Health benefits of peanuts:
Improves Heart Health
Due to their high level of unsaturated fats, nuts like walnuts and almonds have gained a lot of popularity as "heart-healthy" foods. Yet, studies show that peanuts have the same positive effects on cardiovascular health as being more expensive nuts.
Peanuts' cholesterol-lowering properties make them a useful tool in the fight against cardiovascular disease. In addition to lowering the likelihood of a heart attack or stroke, they can help prevent the formation of smaller clots in the blood.
Stimulates weight loss
Protein-rich foods have a greater satiety-to-calories ratio, so you can eat them in greater quantities before feeling full. As for the protein content, peanuts are next only to almonds among nuts. According to research, eating a good level of peanuts daily does not cause weight gain. Actually, if they eat peanuts, they might be able to trim down a bit.
Increases life expectancy
It's possible that consuming peanuts will extend your lifespan. Eating nuts on a daily basis has been associated with a lower risk of death from any cause, according to a large-scale research of nut eaters.
The observational nature of the study means that it cannot say for certain that peanuts are the direct cause of the lower mortality rates, but it does establish a strong association.
When you eat peanuts, your blood sugar won't surge because they have a low glycemic index. Eating peanuts has been demonstrated to reduce the chance of developing type 2 diabetes in women.
In addition to helping with digestion, the fibre in peanuts can help lower systemic inflammation.

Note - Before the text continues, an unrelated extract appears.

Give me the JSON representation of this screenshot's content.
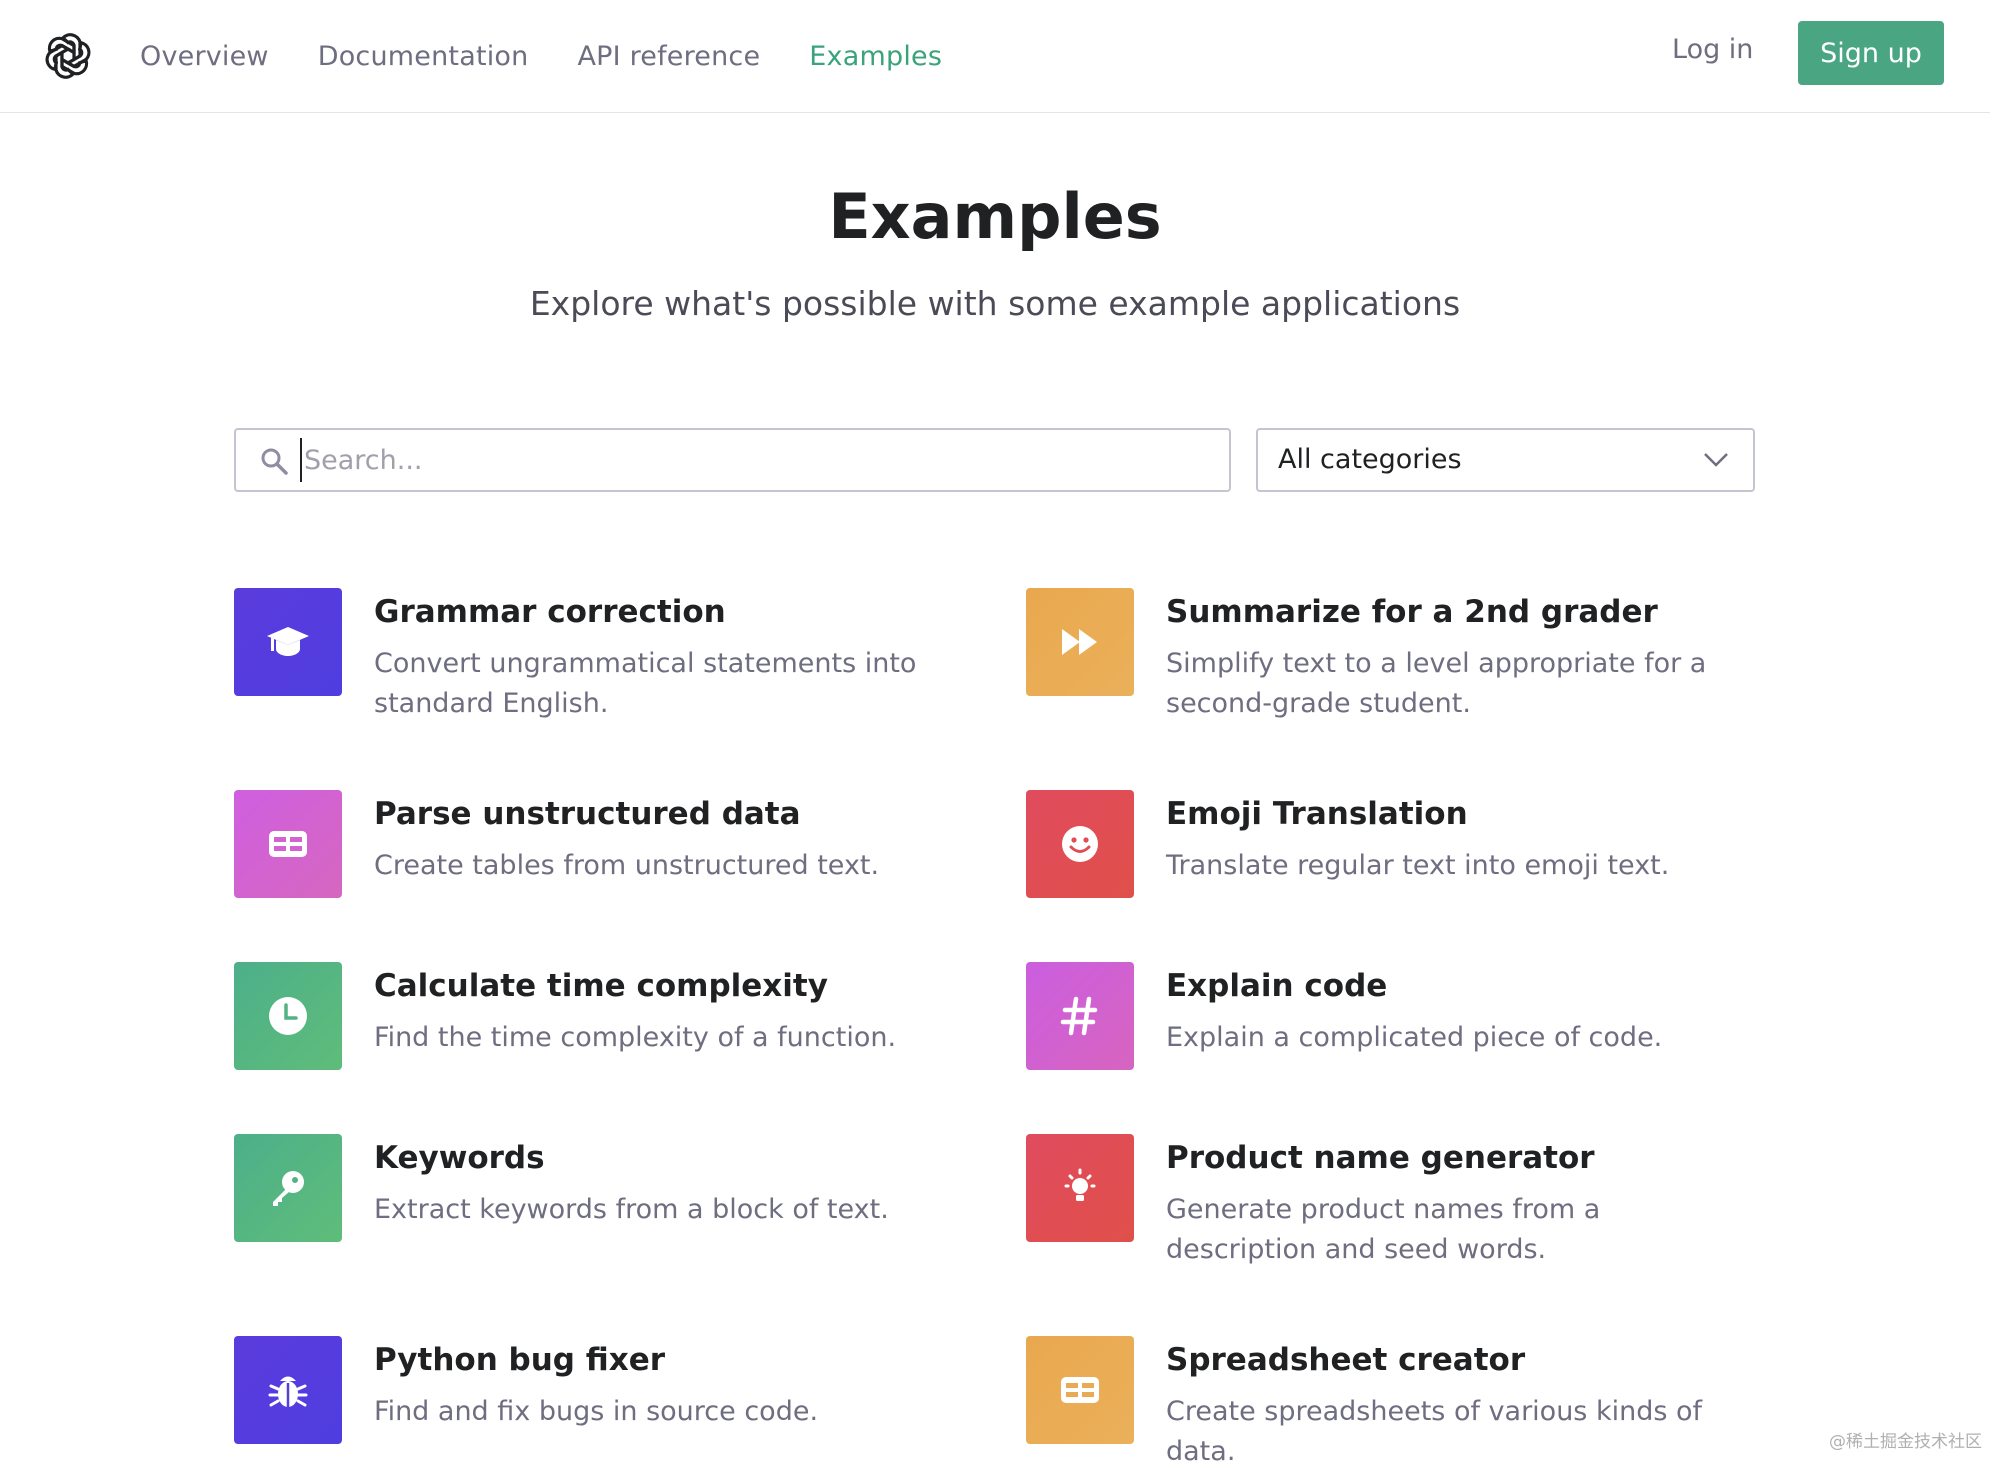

Eating peanut butter has been linked to a reduced incidence of gastric non cardia adenocarcinoma in older adults.